Young Ho Yoon is Senior Researcher on National Institute of Crop Science, Rural Development Administration (RDA) in South Korea. He has been devoted the study of development of buckwheat variety and post-harvesting of miscellaneous grain crop such as sorghum, millet and buckwheat. He has contributed a wealth of information concerning functionality through his research of Tatary (bitter) buckwheat. Recently, he has interested in the stable production of upland farming and the promotion of agricultural mechanization. He is acting in assistant administrator position of ‘mechanization in upland farming and value added agriculture’ project at RDA.
Grain sorghum(Sorghum bicolor (L.) Moench) has been widely consumed as a traditional foods such as steamed kernels with rice and beverages in korea. In this study, effects of separation of seeds by size and grain moisture content on milling recovery and quality were investigated. Previous study reported that dehulling and milling of sorghum seeds after seed size screening affects milling recovery ratio and quality. The first experiment of this study focused on difference of ratio of the milled grains, intact grains(true whole grain after milling) and whiteness among 4 sorghum cultivars after grain sorghum were milled by polishing machine for the same amount of time (2 minutes and 30 seconds). Greater size of seeds had greater ratio of the milled grains and whole intact grains, whereas sorghum grains with no size screening of grain and smaller sizes than 3.5 mm had the smallest ratio of the milled grains and intact grains. When seeds with greater sizes than 4.0 mm were milled, the ratio of intact grains was ranged between 77.4 and 85.0 depending on cultivars. This result was 4.5% greater than ones from no size screening of grain. The whiteness of seeds that were milled under the same conditions had the greater values from seed sizes greater than 4 mm than ones from no screening throughout the all cultivars. This experiment resulted in that smaller seeds needed a longer milling time in order to achieve the same whiteness level as bigger seeds. The other experiment in this study investigated effects of the moisture content in grain sorghum by hot air drying on milling recovery rate and quality. Previous study reported that seeds were milled after drying for a certain time since moisture content in grain were ranged between 14.3 and 27.6% on 45 days after heading by cultivar. In result, as seeds had smaller than 16% of moisture content, they tended to have greater whiteness levels, but smaller milled head grain recovery rates. The future research will focus on method for drying and optimal moisture content in grain sorghum to prevent seed decay and higher milling recovery and quality.

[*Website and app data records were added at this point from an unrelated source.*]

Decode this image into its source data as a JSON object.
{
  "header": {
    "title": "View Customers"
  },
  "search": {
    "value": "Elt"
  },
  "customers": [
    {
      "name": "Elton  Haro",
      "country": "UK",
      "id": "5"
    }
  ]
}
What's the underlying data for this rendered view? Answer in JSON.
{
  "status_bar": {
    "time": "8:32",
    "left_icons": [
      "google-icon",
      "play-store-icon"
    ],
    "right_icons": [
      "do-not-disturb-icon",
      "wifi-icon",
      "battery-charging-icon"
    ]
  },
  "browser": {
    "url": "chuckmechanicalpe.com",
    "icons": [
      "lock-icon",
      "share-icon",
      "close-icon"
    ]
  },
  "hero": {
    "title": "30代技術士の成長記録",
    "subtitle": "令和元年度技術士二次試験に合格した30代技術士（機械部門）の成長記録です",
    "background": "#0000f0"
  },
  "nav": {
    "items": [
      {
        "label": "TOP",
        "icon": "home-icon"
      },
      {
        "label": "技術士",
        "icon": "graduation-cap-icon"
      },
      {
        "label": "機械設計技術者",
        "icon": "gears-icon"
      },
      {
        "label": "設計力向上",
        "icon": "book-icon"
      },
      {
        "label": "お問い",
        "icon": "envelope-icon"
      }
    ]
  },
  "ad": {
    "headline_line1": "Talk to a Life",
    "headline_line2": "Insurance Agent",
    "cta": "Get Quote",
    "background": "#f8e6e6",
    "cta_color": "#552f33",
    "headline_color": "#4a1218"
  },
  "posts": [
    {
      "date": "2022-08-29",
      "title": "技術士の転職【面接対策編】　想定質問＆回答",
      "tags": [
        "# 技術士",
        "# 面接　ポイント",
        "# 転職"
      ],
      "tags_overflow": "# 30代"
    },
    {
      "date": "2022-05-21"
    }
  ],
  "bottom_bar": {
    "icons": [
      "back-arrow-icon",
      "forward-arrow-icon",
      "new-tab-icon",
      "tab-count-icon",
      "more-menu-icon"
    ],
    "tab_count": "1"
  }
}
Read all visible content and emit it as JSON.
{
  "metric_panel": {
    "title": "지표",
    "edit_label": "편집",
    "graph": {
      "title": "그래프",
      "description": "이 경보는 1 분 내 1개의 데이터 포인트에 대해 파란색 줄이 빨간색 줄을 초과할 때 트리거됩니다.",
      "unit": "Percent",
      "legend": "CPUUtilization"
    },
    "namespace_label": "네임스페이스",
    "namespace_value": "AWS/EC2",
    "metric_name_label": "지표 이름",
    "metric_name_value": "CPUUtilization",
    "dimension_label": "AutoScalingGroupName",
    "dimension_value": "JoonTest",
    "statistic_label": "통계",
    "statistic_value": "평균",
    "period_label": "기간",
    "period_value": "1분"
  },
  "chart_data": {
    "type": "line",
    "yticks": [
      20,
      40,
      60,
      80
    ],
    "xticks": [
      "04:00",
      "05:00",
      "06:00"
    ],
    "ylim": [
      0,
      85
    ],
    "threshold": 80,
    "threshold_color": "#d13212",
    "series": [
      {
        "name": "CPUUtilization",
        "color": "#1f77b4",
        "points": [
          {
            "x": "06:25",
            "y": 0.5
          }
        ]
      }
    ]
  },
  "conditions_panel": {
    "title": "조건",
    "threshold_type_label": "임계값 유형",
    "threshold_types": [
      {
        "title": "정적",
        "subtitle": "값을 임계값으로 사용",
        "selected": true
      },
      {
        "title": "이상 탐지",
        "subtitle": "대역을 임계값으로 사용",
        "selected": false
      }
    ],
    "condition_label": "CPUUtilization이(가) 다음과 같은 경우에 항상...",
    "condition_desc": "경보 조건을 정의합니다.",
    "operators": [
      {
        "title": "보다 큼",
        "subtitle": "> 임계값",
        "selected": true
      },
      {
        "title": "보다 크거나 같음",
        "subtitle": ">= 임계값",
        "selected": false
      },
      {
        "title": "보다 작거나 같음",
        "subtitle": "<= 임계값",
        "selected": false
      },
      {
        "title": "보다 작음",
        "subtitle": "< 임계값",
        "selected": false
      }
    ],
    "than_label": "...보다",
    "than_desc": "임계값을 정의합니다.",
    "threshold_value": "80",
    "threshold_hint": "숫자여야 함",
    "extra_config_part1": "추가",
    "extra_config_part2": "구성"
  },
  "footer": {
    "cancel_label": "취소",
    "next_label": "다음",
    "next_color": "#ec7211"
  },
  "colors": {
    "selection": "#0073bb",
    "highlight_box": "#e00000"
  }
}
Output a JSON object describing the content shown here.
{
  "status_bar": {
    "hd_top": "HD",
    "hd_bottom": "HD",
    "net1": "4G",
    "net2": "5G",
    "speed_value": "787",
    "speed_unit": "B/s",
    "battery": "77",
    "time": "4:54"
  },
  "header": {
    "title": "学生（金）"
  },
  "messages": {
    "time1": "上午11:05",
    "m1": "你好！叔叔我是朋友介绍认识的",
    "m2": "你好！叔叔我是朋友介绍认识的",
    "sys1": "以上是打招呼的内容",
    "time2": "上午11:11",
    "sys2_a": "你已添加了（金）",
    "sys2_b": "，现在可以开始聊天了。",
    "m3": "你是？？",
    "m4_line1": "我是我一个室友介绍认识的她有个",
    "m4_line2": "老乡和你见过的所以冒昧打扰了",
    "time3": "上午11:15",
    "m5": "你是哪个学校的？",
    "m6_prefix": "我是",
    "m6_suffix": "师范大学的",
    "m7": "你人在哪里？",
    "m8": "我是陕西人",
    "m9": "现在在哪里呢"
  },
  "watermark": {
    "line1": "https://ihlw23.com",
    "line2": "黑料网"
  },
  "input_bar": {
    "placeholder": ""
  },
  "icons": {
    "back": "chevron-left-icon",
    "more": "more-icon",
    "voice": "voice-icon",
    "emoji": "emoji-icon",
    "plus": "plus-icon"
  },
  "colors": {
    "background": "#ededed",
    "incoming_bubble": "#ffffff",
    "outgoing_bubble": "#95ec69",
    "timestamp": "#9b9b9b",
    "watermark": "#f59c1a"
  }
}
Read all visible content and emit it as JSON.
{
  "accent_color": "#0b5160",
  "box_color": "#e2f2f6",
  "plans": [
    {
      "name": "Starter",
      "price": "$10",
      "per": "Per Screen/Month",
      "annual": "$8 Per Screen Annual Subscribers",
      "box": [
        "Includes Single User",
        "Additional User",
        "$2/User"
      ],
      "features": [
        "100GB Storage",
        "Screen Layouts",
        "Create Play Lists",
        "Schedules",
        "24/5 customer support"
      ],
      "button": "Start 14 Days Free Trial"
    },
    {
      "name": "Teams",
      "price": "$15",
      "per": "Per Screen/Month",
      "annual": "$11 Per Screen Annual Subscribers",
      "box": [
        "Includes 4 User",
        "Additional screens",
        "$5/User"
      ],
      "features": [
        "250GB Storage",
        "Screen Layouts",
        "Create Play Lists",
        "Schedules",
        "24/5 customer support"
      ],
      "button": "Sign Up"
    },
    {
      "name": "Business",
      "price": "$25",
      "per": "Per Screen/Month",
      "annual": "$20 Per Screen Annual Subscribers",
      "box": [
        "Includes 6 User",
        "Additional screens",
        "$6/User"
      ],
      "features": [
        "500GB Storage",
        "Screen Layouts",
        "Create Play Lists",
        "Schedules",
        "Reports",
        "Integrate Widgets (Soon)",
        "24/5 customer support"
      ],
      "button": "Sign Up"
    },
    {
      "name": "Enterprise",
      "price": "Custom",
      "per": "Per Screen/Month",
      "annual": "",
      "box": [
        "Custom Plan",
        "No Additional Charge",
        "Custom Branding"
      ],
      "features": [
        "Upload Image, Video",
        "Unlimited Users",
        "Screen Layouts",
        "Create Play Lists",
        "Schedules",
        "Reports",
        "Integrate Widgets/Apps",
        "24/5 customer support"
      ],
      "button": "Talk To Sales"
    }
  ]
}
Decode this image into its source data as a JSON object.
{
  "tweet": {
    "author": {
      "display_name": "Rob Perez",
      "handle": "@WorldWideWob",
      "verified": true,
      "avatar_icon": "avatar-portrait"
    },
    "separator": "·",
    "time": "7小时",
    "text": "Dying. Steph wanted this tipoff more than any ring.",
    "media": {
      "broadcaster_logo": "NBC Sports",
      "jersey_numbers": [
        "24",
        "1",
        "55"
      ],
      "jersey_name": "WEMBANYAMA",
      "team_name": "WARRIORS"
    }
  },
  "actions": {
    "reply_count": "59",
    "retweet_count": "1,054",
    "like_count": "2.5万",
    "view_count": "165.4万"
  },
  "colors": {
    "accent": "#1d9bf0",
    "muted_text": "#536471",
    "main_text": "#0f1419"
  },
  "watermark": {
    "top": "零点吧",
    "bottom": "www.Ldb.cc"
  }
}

Dr Anna Kot has her expertise in environmental microbiology. Primary she has focused her study on waste management, especially organic waste from food industry and its impact on soil microbial activity, functional and genetic diversity. Her study proving that utilization of that kind of waste can be safe for the environment and beneficial for agriculture and land reclamation. Recently she has expanded her interest of plant pathology. As a member of research team supervised by Dr Adam Kuzdraliński, she takes part in designing assay based on molecular biology for detection of the most common wheat pathogens. Results can let to a better diagnosis of fungal diseases and optimal fungicides application
The species Puccinia triticina (Pt) and Puccinia striiformis f. sp. tritici (Pst) are devastating cereal pathogens that cause brown/leaf and yellow/stripe rust diseases, respectively. Both fungi are an obligate parasites capable of producing infectious urediniospores as long as infected leaf tissue remains alive. They are responsible for significant yield losses of common wheat (Triticum aestivum L.) that may have ranged from 10% to 70% depending on susceptibility of the cultivar, initial infection rate, development and duration of disease. The early detection of fungal pathogens can lead to preventive measures and minimize economic losses through i.e. fungicidal control. The molecular methods are the most reliable for monitoring of disease development and early pathogens detection (Fig 1). Multiplex PCR has the potential to target and differentiate more than one species at the same time. In the present study, we develop a conventional PCR assays for the simultaneous species-specific detection of Pt and Pst. The Multiplex PCR assay targets the second largest subunits of the RNA polymerase II (rpb2) for Pt and beta-tubulin 1 (tub1) genes for Pst. The specificities of the PCR primers were verified using naturally infected plant materials with visual symptoms of rust diseases and diseases caused by other whet pathogens (Blumeria graminis, Drechslera tritici-repentis and Septoria tritici). The primer sets LidPs9/10 and LidPr1/2 produced a single DNA fragments of lengths 240 and 144 bp, respectively. No cross-reactions were observed with tested fungal pathogens and healthy plant tissues. The detection limit of singular primer sets was reached at 1 pg for Pt and 50 pg for Pts. The assay shows 100% effectiveness in rust fungi detection that make them promising tools for determining the proper schedule for plant protection.